▶ Exercise prompt
Within the listing below, how many lines contain "Global"? Only the number is wanted.

▶ Records provided
____________
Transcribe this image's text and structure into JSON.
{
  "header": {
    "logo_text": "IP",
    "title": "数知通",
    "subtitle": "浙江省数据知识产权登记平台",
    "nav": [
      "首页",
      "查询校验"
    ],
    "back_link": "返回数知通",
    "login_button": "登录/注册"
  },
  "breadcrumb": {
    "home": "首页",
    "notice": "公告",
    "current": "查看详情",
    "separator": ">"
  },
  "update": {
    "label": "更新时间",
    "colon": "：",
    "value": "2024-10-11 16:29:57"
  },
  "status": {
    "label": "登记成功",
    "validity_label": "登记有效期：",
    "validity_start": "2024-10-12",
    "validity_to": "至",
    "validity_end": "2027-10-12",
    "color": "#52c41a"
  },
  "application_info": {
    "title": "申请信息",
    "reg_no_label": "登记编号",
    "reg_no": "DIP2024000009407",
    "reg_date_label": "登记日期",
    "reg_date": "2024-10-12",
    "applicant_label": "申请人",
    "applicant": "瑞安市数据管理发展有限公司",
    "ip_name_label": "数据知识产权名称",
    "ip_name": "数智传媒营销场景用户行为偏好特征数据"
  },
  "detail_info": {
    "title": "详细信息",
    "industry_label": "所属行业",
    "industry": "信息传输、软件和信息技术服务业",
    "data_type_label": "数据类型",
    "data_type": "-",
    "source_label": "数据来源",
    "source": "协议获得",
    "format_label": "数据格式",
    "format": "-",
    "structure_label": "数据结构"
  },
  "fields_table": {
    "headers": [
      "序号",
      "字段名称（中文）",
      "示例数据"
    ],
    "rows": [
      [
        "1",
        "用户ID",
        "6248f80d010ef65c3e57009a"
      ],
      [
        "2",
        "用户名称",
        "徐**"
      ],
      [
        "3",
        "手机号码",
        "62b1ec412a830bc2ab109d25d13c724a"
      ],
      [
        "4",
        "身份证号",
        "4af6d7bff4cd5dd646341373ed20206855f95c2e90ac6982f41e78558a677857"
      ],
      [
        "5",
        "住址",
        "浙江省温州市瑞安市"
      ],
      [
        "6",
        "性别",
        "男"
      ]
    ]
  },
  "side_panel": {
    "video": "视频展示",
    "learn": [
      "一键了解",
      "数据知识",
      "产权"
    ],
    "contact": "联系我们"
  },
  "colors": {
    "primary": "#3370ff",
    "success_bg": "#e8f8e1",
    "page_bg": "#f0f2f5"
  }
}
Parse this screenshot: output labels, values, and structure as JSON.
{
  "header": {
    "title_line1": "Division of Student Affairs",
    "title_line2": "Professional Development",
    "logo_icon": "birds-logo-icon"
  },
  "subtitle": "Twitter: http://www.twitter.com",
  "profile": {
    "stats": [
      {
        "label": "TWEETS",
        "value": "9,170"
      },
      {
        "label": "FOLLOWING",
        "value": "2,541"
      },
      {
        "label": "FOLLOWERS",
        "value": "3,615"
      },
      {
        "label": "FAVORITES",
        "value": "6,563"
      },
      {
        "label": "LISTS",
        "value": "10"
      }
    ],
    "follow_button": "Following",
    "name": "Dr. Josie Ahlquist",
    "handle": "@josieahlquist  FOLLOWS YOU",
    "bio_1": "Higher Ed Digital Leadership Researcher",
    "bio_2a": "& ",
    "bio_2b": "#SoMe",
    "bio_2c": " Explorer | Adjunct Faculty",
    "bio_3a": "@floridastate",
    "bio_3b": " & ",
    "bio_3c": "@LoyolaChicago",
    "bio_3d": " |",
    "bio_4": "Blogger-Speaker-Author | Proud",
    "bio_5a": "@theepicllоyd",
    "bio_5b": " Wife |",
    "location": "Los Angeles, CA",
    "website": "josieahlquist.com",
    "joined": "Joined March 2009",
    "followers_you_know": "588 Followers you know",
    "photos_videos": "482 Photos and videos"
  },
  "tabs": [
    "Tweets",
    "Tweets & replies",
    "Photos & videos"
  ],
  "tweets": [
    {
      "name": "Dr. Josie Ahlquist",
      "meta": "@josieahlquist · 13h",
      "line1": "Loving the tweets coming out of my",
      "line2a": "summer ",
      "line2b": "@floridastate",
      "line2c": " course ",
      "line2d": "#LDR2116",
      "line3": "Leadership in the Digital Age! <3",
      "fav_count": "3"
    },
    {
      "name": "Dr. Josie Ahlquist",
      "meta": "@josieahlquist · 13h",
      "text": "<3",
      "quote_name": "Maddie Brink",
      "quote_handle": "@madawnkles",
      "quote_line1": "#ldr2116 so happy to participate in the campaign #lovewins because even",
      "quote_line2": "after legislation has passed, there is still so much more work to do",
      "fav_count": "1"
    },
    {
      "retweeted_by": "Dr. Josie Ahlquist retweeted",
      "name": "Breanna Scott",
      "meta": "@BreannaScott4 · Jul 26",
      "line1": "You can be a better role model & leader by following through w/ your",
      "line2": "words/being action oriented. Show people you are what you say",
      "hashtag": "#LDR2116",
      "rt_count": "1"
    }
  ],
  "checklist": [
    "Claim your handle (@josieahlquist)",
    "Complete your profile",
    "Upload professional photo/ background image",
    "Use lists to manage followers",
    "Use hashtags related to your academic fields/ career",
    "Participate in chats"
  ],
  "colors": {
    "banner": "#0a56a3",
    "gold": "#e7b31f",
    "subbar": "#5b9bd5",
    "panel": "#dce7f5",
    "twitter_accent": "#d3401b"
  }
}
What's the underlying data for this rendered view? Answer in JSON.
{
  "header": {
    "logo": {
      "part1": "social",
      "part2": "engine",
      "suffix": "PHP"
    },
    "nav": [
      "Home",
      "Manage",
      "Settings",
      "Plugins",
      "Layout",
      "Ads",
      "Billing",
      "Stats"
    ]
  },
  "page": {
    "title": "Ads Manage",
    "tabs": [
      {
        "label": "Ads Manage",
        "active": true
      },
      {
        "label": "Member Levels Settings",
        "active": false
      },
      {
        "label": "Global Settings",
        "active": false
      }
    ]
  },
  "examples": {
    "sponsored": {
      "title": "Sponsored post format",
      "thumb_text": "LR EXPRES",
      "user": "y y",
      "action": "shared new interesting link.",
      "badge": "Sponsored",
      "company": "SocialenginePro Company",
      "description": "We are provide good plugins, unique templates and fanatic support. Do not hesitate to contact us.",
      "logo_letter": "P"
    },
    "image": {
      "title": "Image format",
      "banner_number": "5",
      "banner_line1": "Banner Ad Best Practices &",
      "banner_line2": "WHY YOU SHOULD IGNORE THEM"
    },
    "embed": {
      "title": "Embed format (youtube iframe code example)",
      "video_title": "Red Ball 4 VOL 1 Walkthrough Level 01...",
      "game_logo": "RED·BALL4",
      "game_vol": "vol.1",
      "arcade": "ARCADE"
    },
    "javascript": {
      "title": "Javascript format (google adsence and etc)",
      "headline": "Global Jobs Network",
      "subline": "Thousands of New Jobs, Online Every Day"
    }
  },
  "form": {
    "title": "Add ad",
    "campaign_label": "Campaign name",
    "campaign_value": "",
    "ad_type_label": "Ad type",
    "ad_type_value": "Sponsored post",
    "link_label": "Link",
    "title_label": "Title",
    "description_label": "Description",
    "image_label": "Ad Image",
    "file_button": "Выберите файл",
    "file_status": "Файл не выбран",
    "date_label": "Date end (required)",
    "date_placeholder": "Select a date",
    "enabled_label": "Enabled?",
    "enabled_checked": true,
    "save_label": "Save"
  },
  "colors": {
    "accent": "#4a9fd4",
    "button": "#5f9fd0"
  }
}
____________
▶ Output
2